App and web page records
================
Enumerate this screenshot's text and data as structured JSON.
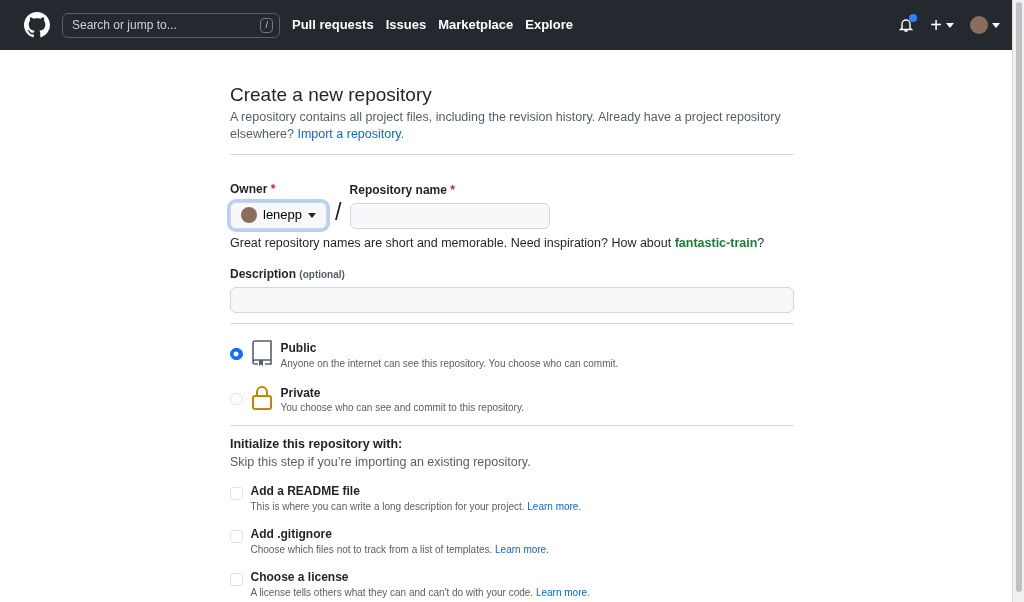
{
  "header": {
    "search": {
      "placeholder": "Search or jump to...",
      "shortcut": "/"
    },
    "nav": [
      "Pull requests",
      "Issues",
      "Marketplace",
      "Explore"
    ],
    "notifications": {
      "unread": true
    },
    "create_menu": "+"
  },
  "page": {
    "title": "Create a new repository",
    "intro": "A repository contains all project files, including the revision history. Already have a project repository elsewhere?",
    "intro_link": "Import a repository.",
    "owner": {
      "label": "Owner",
      "required_mark": "*",
      "value": "lenepp"
    },
    "separator": "/",
    "repo_name": {
      "label": "Repository name",
      "required_mark": "*"
    },
    "hint": {
      "text": "Great repository names are short and memorable. Need inspiration? How about",
      "suggestion": "fantastic-train",
      "end": "?"
    },
    "description": {
      "label": "Description",
      "note": "(optional)"
    },
    "visibility": [
      {
        "kind": "public",
        "label": "Public",
        "description": "Anyone on the internet can see this repository. You choose who can commit.",
        "selected": true
      },
      {
        "kind": "private",
        "label": "Private",
        "description": "You choose who can see and commit to this repository.",
        "selected": false
      }
    ],
    "init": {
      "heading": "Initialize this repository with:",
      "subtext": "Skip this step if you’re importing an existing repository.",
      "options": [
        {
          "label": "Add a README file",
          "description": "This is where you can write a long description for your project.",
          "link": "Learn more.",
          "checked": false
        },
        {
          "label": "Add .gitignore",
          "description": "Choose which files not to track from a list of templates.",
          "link": "Learn more.",
          "checked": false
        },
        {
          "label": "Choose a license",
          "description": "A license tells others what they can and can't do with your code.",
          "link": "Learn more.",
          "checked": false
        }
      ]
    }
  }
}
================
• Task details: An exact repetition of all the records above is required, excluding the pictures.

• Written solution:
Enumerate this screenshot's text and data as structured JSON.
{
  "header": {
    "search": {
      "placeholder": "Search or jump to...",
      "shortcut": "/"
    },
    "nav": [
      "Pull requests",
      "Issues",
      "Marketplace",
      "Explore"
    ],
    "notifications": {
      "unread": true
    },
    "create_menu": "+"
  },
  "page": {
    "title": "Create a new repository",
    "intro": "A repository contains all project files, including the revision history. Already have a project repository elsewhere?",
    "intro_link": "Import a repository.",
    "owner": {
      "label": "Owner",
      "required_mark": "*",
      "value": "lenepp"
    },
    "separator": "/",
    "repo_name": {
      "label": "Repository name",
      "required_mark": "*"
    },
    "hint": {
      "text": "Great repository names are short and memorable. Need inspiration? How about",
      "suggestion": "fantastic-train",
      "end": "?"
    },
    "description": {
      "label": "Description",
      "note": "(optional)"
    },
    "visibility": [
      {
        "kind": "public",
        "label": "Public",
        "description": "Anyone on the internet can see this repository. You choose who can commit.",
        "selected": true
      },
      {
        "kind": "private",
        "label": "Private",
        "description": "You choose who can see and commit to this repository.",
        "selected": false
      }
    ],
    "init": {
      "heading": "Initialize this repository with:",
      "subtext": "Skip this step if you’re importing an existing repository.",
      "options": [
        {
          "label": "Add a README file",
          "description": "This is where you can write a long description for your project.",
          "link": "Learn more.",
          "checked": false
        },
        {
          "label": "Add .gitignore",
          "description": "Choose which files not to track from a list of templates.",
          "link": "Learn more.",
          "checked": false
        },
        {
          "label": "Choose a license",
          "description": "A license tells others what they can and can't do with your code.",
          "link": "Learn more.",
          "checked": false
        }
      ]
    }
  }
}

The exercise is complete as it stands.